→ **EXERCISE REQUIREMENTS**
Collect each line of the entries that holds the string "bekende".
──────── MATERIAL FOR THIS TASK
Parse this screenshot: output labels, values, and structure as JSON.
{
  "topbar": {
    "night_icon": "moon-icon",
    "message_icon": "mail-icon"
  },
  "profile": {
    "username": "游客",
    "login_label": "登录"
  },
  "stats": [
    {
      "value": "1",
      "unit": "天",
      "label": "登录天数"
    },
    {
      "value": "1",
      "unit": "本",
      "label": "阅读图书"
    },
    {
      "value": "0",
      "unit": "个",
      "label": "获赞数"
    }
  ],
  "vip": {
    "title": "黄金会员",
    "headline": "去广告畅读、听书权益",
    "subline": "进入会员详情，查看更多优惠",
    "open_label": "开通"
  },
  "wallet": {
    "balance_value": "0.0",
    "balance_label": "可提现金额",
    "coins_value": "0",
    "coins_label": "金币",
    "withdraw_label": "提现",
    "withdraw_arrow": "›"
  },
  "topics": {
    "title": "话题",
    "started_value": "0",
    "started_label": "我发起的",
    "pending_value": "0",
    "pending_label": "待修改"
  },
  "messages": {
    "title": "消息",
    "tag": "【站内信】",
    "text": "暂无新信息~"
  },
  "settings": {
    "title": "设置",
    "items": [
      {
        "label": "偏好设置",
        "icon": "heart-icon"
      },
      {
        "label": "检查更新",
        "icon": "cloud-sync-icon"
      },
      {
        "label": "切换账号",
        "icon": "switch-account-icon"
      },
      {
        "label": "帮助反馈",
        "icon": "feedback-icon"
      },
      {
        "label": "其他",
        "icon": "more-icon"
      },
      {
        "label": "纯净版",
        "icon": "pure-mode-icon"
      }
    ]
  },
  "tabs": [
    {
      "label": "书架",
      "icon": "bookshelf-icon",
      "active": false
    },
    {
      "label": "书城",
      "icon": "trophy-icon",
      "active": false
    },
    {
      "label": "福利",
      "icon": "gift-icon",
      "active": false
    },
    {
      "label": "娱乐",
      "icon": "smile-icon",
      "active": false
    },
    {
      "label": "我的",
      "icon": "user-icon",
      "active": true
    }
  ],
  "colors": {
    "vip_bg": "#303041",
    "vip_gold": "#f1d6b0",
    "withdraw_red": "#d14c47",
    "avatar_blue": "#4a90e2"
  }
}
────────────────
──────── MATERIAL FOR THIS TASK
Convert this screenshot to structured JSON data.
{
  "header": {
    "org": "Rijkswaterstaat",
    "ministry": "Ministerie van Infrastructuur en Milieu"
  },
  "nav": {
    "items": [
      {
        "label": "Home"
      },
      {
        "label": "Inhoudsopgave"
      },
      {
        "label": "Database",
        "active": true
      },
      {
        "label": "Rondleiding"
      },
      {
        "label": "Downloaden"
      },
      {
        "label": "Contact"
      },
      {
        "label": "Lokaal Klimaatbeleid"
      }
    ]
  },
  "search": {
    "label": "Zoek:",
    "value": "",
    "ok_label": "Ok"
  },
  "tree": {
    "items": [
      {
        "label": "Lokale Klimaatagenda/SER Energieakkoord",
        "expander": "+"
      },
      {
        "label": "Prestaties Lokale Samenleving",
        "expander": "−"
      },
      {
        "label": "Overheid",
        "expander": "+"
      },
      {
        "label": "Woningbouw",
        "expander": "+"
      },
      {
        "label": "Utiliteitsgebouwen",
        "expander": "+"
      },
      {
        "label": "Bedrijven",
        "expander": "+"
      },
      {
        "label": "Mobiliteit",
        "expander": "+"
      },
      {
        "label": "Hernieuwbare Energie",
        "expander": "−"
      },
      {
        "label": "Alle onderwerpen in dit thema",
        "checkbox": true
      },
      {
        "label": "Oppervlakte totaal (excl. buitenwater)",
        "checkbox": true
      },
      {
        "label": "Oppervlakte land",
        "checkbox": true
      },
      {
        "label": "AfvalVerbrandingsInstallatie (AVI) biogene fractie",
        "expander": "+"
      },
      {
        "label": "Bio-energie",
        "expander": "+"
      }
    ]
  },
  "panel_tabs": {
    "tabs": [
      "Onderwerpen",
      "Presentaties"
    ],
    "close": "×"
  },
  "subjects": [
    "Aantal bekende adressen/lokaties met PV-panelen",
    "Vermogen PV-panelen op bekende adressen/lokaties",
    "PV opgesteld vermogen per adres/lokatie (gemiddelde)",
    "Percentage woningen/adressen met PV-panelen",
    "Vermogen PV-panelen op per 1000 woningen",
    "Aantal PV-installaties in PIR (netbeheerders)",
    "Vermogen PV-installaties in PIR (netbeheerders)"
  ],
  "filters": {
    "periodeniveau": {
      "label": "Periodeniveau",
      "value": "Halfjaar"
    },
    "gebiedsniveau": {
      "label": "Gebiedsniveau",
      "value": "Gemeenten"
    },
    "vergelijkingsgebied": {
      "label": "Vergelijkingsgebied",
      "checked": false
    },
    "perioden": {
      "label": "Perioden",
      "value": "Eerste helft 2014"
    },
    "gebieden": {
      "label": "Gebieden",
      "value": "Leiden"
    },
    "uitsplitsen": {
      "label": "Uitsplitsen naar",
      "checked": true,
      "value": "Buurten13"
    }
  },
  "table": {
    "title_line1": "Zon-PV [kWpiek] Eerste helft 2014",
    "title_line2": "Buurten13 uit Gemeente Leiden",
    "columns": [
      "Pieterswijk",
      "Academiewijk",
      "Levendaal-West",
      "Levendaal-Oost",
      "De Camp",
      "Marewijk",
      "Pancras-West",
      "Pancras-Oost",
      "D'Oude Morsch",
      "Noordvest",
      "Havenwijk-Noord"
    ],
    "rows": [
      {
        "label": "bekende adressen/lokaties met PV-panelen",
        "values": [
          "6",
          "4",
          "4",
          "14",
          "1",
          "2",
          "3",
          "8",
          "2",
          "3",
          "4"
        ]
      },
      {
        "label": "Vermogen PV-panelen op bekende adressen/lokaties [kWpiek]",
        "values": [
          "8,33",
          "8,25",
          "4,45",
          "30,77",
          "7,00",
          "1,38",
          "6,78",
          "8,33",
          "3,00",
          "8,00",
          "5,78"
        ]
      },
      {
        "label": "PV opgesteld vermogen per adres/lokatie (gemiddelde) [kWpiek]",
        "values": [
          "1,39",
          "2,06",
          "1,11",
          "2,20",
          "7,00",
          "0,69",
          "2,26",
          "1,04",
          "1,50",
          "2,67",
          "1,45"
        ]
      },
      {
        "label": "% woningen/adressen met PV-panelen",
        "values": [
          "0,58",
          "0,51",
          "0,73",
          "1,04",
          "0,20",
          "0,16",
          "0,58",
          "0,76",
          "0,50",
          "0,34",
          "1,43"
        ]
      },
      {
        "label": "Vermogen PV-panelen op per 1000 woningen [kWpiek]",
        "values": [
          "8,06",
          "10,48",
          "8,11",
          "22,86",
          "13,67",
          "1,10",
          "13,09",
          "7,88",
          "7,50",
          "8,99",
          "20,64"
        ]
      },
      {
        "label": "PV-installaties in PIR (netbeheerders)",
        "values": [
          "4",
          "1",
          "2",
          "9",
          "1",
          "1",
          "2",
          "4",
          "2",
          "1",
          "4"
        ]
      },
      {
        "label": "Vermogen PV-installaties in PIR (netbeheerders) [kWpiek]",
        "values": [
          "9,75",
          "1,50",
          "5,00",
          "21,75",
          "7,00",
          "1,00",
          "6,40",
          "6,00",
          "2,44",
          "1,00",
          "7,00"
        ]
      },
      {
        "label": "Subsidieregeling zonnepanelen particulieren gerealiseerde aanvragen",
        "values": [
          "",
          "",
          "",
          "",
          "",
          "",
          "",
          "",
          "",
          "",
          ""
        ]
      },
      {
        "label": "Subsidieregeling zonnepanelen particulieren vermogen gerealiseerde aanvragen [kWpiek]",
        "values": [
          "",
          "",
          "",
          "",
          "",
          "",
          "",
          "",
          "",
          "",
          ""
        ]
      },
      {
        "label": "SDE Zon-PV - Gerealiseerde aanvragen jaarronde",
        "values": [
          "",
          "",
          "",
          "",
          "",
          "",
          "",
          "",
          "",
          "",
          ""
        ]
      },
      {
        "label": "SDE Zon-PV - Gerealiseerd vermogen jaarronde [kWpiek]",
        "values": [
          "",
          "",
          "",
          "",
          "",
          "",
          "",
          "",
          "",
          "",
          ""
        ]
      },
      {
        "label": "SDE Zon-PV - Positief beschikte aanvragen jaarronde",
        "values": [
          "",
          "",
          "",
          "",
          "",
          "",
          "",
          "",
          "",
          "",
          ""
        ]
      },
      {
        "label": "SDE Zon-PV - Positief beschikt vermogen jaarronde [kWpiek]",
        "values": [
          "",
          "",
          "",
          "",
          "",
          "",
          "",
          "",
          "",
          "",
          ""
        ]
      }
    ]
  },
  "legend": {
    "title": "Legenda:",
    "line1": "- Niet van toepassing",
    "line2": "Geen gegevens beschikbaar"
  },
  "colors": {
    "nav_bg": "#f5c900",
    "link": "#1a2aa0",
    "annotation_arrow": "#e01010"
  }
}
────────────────
→ **ANSWER FOR THE TASK**
    "Aantal bekende adressen/lokaties met PV-panelen",
    "Vermogen PV-panelen op bekende adressen/lokaties",
        "label": "bekende adressen/lokaties met PV-panelen",
        "label": "Vermogen PV-panelen op bekende adressen/lokaties [kWpiek]",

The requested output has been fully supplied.